Last year the Feast of the Epiphany came and went for my wife and me during our first year of marriage, however, later that day we said to each other that when our child is born next year, we would like to start the tradition of blessing our home each year. Today, just around two hours ago, after getting home from 7:30 AM Mass and eating breakfast, together, with our son in my wife’s arms, we blessed our home with the Epiphany Home Blessing. We said the prayers together, I marked the door frames and the outside door with the inscription (see below) and then went from room to room blessing each space with our small bottle of Epiphany Water.
If you have never done this short ceremony with your family, I would highly encourage you to do so today or tomorrow, most especially if you have children in your home. Last night on my personal Facebook page, I posted the picture below of our Epiphany Water and chalk, and it was well-received from many of my friends. Some of them were already going to do house blessing today and some of them said that they did not know about it, but would attain some chalk and holy water (if you can’t get Epiphany Water) and plan on doing it at some point today.

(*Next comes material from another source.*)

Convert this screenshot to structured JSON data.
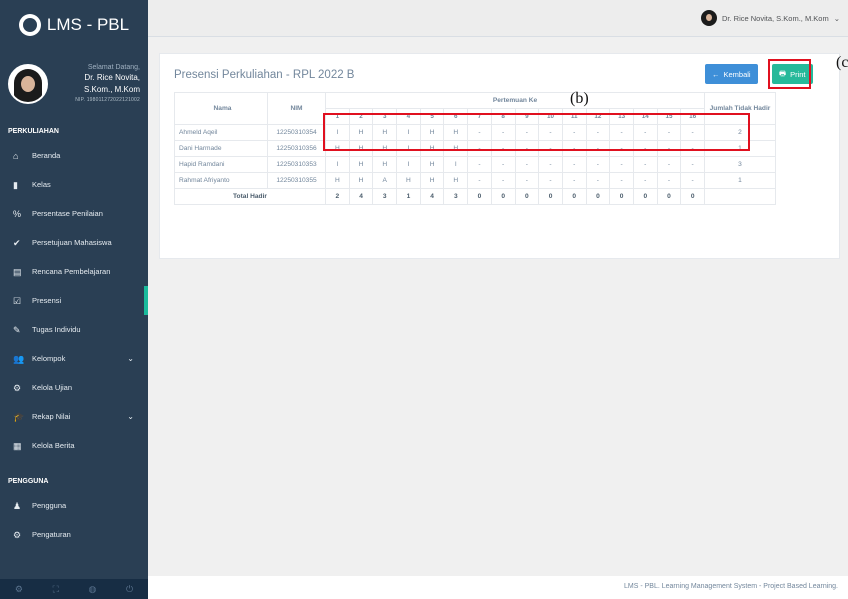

The tradition of blessing the home on Epiphany is an ancient custom in the Church. The custom focuses on the day when the Magi, or the Three Wise Men, entered the home of the Holy Family where they brought their gifts of Gold, Frankincense, and Myrrh, to a young Jesus Christ about the age of two.

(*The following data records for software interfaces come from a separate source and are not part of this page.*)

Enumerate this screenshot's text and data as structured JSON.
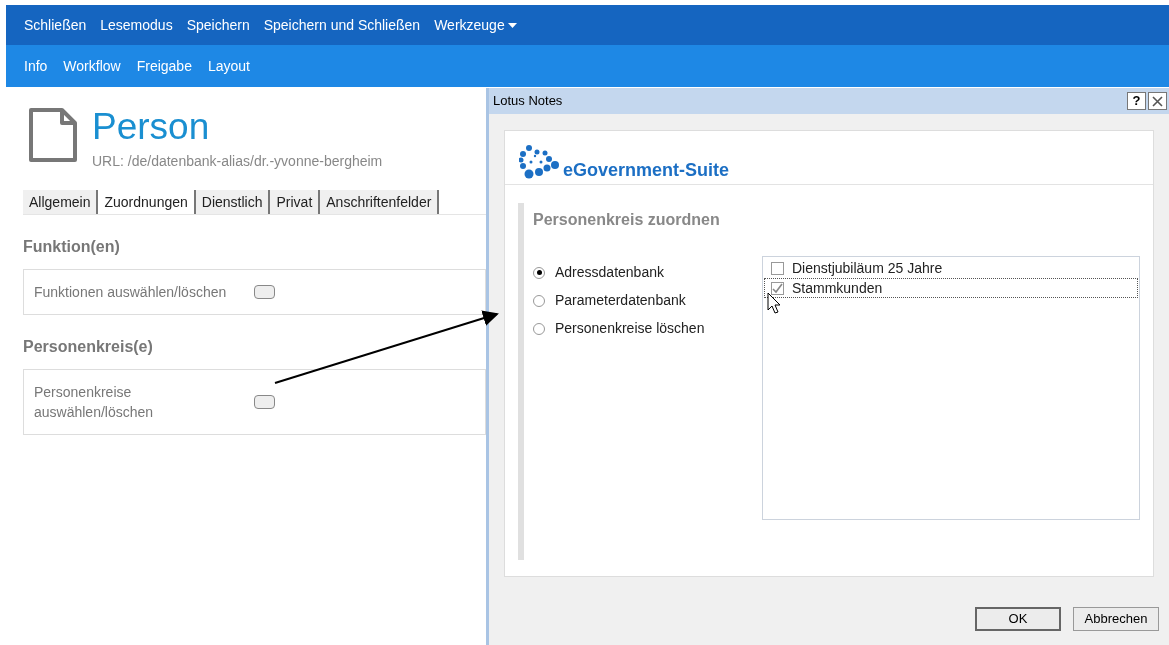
{
  "menu": [
    {
      "label": "Schließen",
      "kind": "link"
    },
    {
      "label": "Lesemodus",
      "kind": "link"
    },
    {
      "label": "Speichern",
      "kind": "link"
    },
    {
      "label": "Speichern und Schließen",
      "kind": "link"
    },
    {
      "label": "Werkzeuge",
      "kind": "dropdown"
    }
  ],
  "nav": [
    "Info",
    "Workflow",
    "Freigabe",
    "Layout"
  ],
  "page": {
    "title": "Person",
    "url": "URL: /de/datenbank-alias/dr.-yvonne-bergheim",
    "tabs": [
      {
        "label": "Allgemein",
        "selected": false
      },
      {
        "label": "Zuordnungen",
        "selected": true
      },
      {
        "label": "Dienstlich",
        "selected": false
      },
      {
        "label": "Privat",
        "selected": false
      },
      {
        "label": "Anschriftenfelder",
        "selected": false
      }
    ],
    "sections": [
      {
        "heading": "Funktion(en)",
        "label": "Funktionen auswählen/löschen"
      },
      {
        "heading": "Personenkreis(e)",
        "label": "Personenkreise auswählen/löschen"
      }
    ]
  },
  "dialog": {
    "title": "Lotus Notes",
    "help": "?",
    "brand": "eGovernment-Suite",
    "heading": "Personenkreis zuordnen",
    "sources": [
      {
        "label": "Adressdatenbank",
        "selected": true
      },
      {
        "label": "Parameterdatenbank",
        "selected": false
      },
      {
        "label": "Personenkreise löschen",
        "selected": false
      }
    ],
    "items": [
      {
        "label": "Dienstjubiläum 25 Jahre",
        "checked": false
      },
      {
        "label": "Stammkunden",
        "checked": true
      }
    ],
    "buttons": [
      "OK",
      "Abbrechen"
    ]
  }
}
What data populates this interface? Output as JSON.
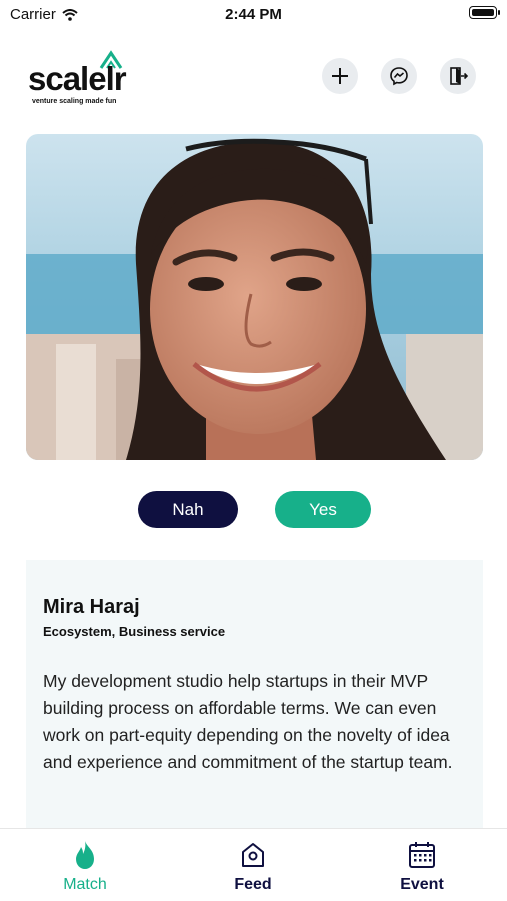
{
  "status_bar": {
    "carrier": "Carrier",
    "time": "2:44 PM",
    "battery_level": 1.0
  },
  "header": {
    "logo_text": "scalelr",
    "logo_tagline": "venture scaling made fun",
    "buttons": [
      {
        "icon": "plus-icon"
      },
      {
        "icon": "messenger-icon"
      },
      {
        "icon": "logout-icon"
      }
    ]
  },
  "actions": {
    "nah_label": "Nah",
    "yes_label": "Yes"
  },
  "profile": {
    "name": "Mira Haraj",
    "categories": "Ecosystem, Business service",
    "bio": "My development studio help startups in their MVP building process on affordable terms. We can even work on part-equity depending on the novelty of idea and experience and commitment of the startup team."
  },
  "tabs": [
    {
      "label": "Match",
      "icon": "flame-icon",
      "active": true
    },
    {
      "label": "Feed",
      "icon": "home-icon",
      "active": false
    },
    {
      "label": "Event",
      "icon": "calendar-icon",
      "active": false
    }
  ],
  "colors": {
    "accent": "#17b08a",
    "navy": "#0f1040",
    "card_bg": "#f3f8f9"
  }
}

In order to do the Epiphany House Blessing, you will need three things:
- Epiphany Water (regular holy water should do if you can’t find a priest to do the blessing today. However, as my Pastor and a few friends said, Epiphany Water is like holy water on steroids).
- Chalk (Blessed chalk by a priest is great, however, it’s optional).
- The ceremony itself (I found online these online, but feel free to do a search online. Some of the ceremonies are very simple and some are incredibly detailed. Find the one that best fits your family) –
a. Family in Feast and Feria (this is the one my family did today).
When the ceremony is complete, on the door frames the current year should flank the letters “C”, “M”, and “B” with crosses in between. The final inscription will read like this: 20+C+M+B+20.
The letters not only represent the names of the Magi – Caspar, Melchior, and Balthasar but the Latin phrase, Christus Mansionem Benedicat, which means Christ bless this house.
Per the tradition from my wife’s family, we not only chalked the doors entering our home (front door and garage), but we also chalked the inscription over the bedroom doors as well. It will remind us all year that our home is always open to receiving Jesus Christ as well as our family and friends.
To learn more about the Epiphany and the arrival of the Wise Men, I would encourage you to read this article I wrote two years ago – The Magi have Arrived.